* **Source records**:
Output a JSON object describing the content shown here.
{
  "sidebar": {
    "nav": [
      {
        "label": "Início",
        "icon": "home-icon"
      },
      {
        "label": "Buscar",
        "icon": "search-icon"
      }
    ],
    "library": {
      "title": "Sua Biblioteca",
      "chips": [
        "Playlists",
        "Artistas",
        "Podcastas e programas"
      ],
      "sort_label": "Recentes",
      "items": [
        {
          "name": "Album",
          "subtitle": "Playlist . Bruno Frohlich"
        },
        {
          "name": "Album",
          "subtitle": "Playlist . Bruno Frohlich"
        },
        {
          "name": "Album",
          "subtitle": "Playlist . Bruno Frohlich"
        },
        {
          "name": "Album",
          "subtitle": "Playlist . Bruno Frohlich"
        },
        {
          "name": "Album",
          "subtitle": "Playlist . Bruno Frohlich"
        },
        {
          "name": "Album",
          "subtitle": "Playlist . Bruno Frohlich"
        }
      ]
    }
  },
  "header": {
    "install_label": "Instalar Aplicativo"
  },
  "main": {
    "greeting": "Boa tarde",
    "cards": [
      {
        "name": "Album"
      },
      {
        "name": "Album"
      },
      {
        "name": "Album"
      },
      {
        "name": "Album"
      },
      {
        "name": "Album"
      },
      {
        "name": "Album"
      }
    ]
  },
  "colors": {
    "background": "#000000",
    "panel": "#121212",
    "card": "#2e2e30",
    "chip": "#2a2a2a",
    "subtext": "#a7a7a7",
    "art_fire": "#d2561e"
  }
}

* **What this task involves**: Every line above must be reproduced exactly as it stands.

* **Solution to this task**:
Output a JSON object describing the content shown here.
{
  "sidebar": {
    "nav": [
      {
        "label": "Início",
        "icon": "home-icon"
      },
      {
        "label": "Buscar",
        "icon": "search-icon"
      }
    ],
    "library": {
      "title": "Sua Biblioteca",
      "chips": [
        "Playlists",
        "Artistas",
        "Podcastas e programas"
      ],
      "sort_label": "Recentes",
      "items": [
        {
          "name": "Album",
          "subtitle": "Playlist . Bruno Frohlich"
        },
        {
          "name": "Album",
          "subtitle": "Playlist . Bruno Frohlich"
        },
        {
          "name": "Album",
          "subtitle": "Playlist . Bruno Frohlich"
        },
        {
          "name": "Album",
          "subtitle": "Playlist . Bruno Frohlich"
        },
        {
          "name": "Album",
          "subtitle": "Playlist . Bruno Frohlich"
        },
        {
          "name": "Album",
          "subtitle": "Playlist . Bruno Frohlich"
        }
      ]
    }
  },
  "header": {
    "install_label": "Instalar Aplicativo"
  },
  "main": {
    "greeting": "Boa tarde",
    "cards": [
      {
        "name": "Album"
      },
      {
        "name": "Album"
      },
      {
        "name": "Album"
      },
      {
        "name": "Album"
      },
      {
        "name": "Album"
      },
      {
        "name": "Album"
      }
    ]
  },
  "colors": {
    "background": "#000000",
    "panel": "#121212",
    "card": "#2e2e30",
    "chip": "#2a2a2a",
    "subtext": "#a7a7a7",
    "art_fire": "#d2561e"
  }
}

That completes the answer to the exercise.